DATASET CONTENT Block Start
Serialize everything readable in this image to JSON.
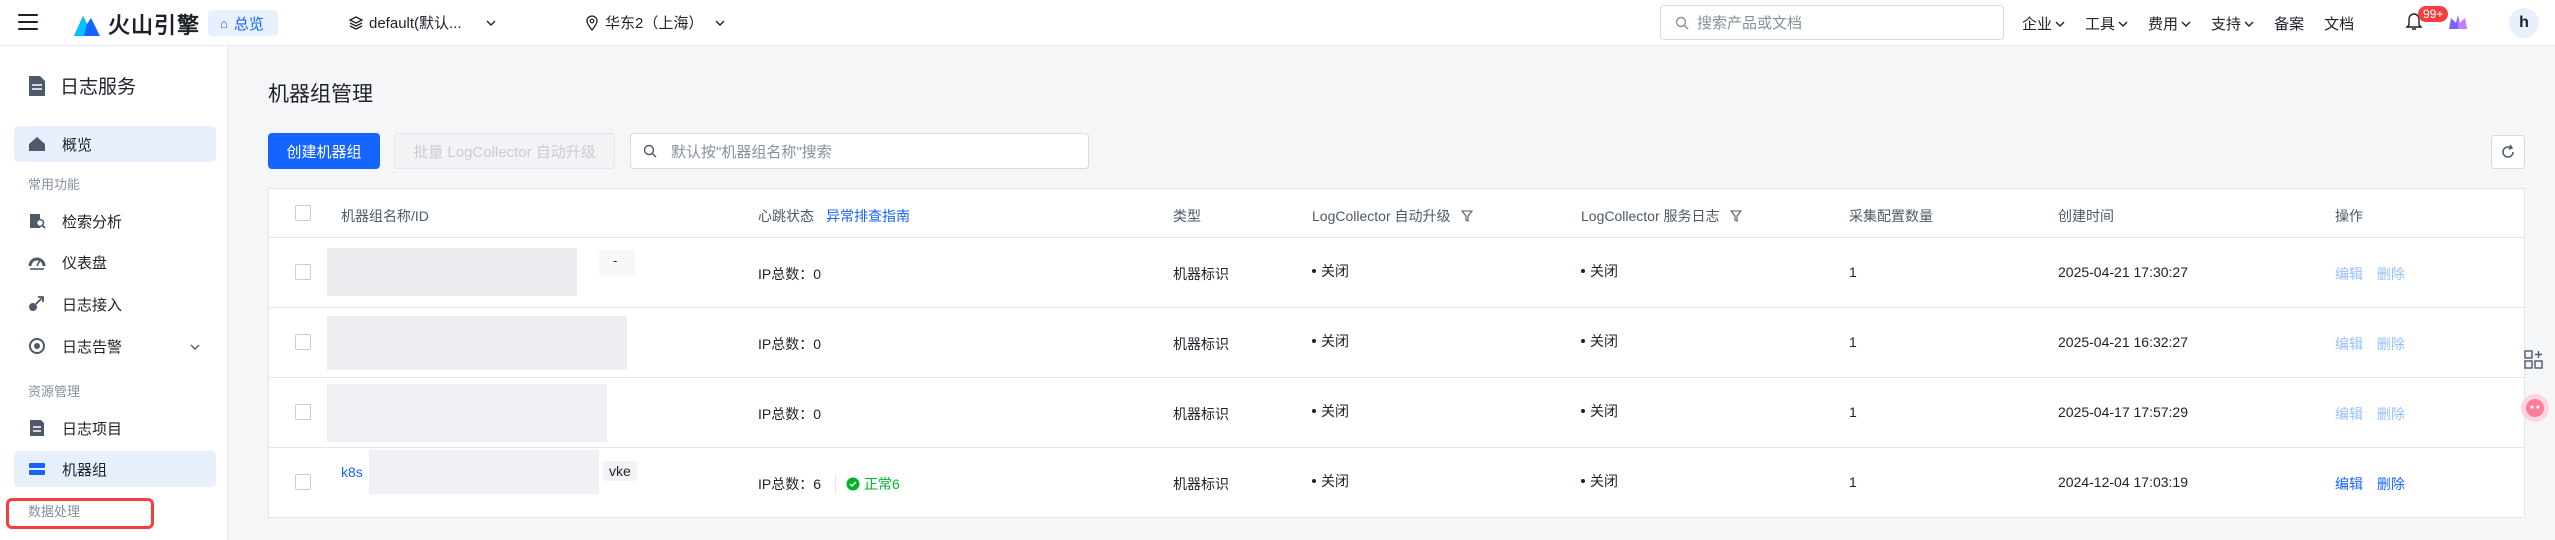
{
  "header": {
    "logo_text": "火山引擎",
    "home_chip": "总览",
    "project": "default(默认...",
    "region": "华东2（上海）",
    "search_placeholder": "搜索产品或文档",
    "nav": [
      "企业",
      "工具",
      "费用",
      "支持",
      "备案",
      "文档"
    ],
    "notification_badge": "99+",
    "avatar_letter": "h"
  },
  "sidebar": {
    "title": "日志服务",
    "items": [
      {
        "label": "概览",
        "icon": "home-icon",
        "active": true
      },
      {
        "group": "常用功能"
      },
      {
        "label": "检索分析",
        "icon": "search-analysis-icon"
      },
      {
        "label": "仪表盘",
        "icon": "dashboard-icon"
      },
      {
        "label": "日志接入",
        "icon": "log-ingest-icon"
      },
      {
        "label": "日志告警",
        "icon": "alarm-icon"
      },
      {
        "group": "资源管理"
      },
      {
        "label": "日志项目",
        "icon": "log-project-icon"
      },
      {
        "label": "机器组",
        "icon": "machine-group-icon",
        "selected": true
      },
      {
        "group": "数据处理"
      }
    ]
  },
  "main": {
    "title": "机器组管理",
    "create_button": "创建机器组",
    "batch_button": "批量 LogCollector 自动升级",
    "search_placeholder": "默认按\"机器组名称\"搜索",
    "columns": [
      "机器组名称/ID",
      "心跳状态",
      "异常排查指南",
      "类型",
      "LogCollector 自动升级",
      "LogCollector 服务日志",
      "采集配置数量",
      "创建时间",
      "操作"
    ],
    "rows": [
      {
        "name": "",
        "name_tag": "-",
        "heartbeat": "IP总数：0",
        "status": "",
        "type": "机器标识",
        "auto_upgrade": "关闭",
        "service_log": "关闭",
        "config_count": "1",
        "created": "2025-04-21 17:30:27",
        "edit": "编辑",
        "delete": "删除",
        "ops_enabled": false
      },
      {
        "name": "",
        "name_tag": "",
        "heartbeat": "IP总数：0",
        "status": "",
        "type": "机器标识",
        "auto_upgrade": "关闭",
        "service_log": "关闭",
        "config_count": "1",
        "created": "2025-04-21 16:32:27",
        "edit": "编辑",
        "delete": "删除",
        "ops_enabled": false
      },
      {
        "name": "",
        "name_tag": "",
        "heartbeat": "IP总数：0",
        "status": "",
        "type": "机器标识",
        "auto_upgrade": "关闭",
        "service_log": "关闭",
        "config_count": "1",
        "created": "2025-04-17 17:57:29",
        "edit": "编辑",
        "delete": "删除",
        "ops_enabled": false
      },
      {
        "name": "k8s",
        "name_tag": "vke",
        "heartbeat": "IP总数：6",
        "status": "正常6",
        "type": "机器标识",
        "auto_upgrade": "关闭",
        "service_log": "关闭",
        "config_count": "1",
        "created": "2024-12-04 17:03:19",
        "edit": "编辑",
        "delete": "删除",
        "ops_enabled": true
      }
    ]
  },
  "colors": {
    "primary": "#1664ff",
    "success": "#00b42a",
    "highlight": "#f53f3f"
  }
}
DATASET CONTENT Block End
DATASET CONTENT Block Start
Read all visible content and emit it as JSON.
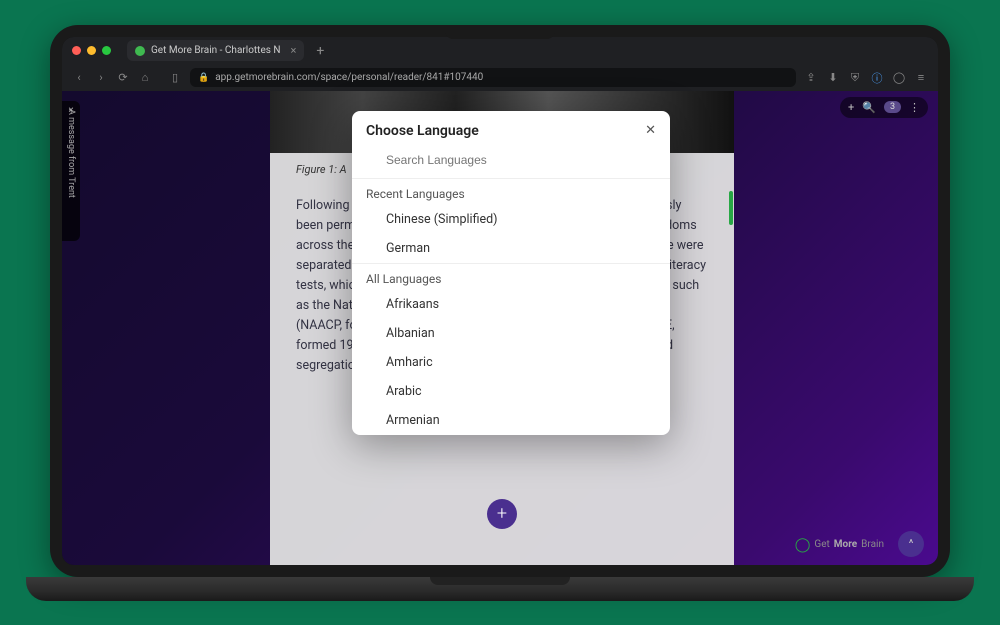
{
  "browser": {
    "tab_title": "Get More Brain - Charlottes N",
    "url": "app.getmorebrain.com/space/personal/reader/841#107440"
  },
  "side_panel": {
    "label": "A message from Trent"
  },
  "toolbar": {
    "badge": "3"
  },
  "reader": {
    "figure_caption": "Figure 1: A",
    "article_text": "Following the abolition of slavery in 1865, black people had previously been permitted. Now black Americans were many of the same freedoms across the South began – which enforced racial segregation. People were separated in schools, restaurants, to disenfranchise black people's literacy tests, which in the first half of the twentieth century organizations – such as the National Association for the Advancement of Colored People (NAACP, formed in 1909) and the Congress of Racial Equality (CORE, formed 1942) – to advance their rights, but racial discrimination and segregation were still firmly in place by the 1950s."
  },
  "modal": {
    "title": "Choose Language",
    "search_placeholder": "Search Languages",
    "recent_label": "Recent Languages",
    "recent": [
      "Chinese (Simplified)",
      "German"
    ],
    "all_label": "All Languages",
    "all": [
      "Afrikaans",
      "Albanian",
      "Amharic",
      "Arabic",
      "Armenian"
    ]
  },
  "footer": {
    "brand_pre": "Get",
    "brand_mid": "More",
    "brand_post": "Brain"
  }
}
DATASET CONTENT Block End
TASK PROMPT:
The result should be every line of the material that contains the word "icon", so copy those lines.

FINISHED TASK:
        "icon": "home-icon",
        "icon": "search-analysis-icon"
        "icon": "dashboard-icon"
        "icon": "log-ingest-icon"
        "icon": "alarm-icon"
        "icon": "log-project-icon"
        "icon": "machine-group-icon",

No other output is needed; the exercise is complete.